The New York Times has a great package up right now about the ongoing debate over the importance of learning a second language. As a Spanish major and a language lover in general, this is an issue close to my heart and I’ve been working my way through the series over the past couple of days. Check it out here.
One of my favorite parts was Anthony Jackson’s piece “Language is More Than Speaking,” especially this phrase:
“[Language] is the palette from which we draw all the colors of our life, and people who speak multiple languages have a larger palette and richer set of colors to draw from than those who are monolingual.”
As somebody who (finally) feels comfortable calling myself bilingual, I connected with that 100 percent. Speaking Spanish has made me a better writer and communicator even in English. Learning a second language has been like steroids for my brain.
The more I dig into Spanish, the more I become aware of both its limits and its breadth. There are things you can express in English that just don’t translate in any graceful way to Spanish, but there are just as many turns of phrases in Spanish that don’t quite fit into English. (One of my favorite Spanish words is entrañable, which means–roughly–“in your blood and guts.”) And the more I learn, the more I’m convinced that learning a second language really does give you a boost, not only in of itself, but also as a amazing addition to your cognitive toolkit.

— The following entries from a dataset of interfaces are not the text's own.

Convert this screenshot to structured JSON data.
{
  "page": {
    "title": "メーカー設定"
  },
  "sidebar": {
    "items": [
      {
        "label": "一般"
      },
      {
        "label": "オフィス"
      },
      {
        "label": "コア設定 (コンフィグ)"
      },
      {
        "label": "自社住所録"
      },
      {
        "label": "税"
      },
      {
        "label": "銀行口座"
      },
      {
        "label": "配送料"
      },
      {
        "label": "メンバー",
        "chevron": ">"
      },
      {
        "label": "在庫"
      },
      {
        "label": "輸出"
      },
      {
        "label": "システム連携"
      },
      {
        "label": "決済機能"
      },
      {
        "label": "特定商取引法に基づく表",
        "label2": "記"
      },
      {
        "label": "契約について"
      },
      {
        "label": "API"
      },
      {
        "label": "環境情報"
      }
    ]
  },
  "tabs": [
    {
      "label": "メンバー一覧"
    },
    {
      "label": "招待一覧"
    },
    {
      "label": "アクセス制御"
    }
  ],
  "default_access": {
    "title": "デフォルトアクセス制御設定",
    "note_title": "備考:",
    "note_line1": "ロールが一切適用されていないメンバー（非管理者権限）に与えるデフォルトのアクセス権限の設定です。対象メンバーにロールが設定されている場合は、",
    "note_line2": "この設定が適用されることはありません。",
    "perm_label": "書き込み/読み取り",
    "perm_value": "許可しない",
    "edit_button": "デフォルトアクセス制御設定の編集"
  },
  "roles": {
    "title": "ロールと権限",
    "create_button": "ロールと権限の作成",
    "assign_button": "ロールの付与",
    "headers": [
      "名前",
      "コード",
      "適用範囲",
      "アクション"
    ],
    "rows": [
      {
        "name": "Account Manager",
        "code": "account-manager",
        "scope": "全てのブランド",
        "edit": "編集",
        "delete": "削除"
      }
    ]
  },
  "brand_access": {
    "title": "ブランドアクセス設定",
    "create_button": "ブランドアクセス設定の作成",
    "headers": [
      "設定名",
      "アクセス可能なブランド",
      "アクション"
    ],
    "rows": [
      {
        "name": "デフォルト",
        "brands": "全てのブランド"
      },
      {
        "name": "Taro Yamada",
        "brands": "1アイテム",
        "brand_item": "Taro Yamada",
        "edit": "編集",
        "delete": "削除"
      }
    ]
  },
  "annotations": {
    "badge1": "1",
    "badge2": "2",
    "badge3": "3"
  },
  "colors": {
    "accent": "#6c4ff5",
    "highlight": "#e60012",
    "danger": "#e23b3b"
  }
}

Click here to read the New York Times series on second language education.